(App and web page records)
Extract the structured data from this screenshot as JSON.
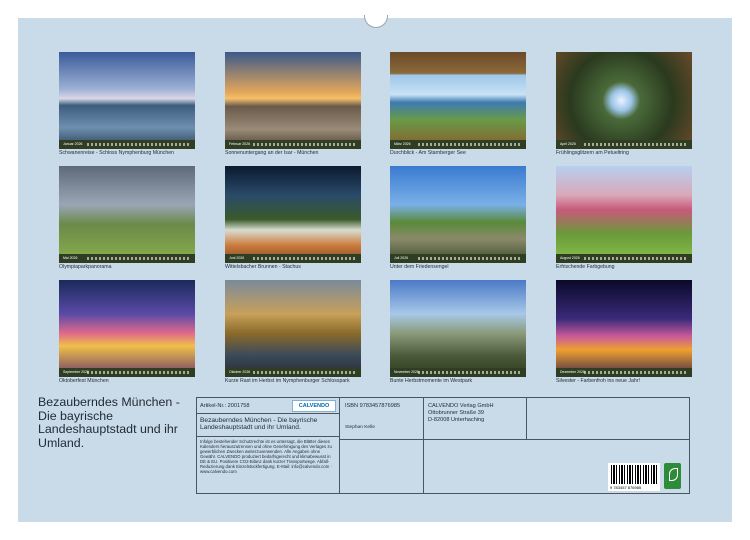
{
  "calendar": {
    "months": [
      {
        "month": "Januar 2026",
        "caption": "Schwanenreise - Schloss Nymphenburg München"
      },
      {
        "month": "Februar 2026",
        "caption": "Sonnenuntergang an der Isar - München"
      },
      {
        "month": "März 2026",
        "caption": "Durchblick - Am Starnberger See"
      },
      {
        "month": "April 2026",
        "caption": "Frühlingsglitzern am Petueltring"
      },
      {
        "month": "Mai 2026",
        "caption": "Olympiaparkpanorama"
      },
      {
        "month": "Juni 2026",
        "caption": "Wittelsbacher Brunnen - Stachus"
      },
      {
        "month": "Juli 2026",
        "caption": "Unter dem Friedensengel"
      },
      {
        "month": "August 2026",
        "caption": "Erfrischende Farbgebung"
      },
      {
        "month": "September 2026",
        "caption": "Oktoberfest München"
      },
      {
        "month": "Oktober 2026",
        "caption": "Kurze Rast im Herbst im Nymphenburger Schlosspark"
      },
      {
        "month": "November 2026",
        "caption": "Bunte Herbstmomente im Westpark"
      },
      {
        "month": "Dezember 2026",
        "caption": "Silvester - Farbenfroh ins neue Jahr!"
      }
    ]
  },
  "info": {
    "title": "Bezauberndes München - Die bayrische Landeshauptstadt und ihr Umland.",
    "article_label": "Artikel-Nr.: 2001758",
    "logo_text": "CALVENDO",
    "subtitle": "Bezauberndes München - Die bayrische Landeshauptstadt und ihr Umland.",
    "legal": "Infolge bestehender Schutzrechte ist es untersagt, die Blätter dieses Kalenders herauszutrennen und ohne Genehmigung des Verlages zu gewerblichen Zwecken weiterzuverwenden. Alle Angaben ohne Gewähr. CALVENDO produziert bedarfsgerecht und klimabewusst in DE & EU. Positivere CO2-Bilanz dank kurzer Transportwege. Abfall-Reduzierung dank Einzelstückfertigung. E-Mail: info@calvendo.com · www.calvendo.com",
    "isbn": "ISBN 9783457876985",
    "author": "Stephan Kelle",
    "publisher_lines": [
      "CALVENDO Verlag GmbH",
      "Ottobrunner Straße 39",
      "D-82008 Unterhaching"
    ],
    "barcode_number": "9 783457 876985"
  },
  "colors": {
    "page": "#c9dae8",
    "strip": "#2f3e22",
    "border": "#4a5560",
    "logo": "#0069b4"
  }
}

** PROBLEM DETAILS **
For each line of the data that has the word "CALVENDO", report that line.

** EXERCISE RESULT **
    "logo_text": "CALVENDO",
    "legal": "Infolge bestehender Schutzrechte ist es untersagt, die Blätter dieses Kalenders herauszutrennen und ohne Genehmigung des Verlages zu gewerblichen Zwecken weiterzuverwenden. Alle Angaben ohne Gewähr. CALVENDO produziert bedarfsgerecht und klimabewusst in DE & EU. Positivere CO2-Bilanz dank kurzer Transportwege. Abfall-Reduzierung dank Einzelstückfertigung. E-Mail: info@calvendo.com · www.calvendo.com",
      "CALVENDO Verlag GmbH",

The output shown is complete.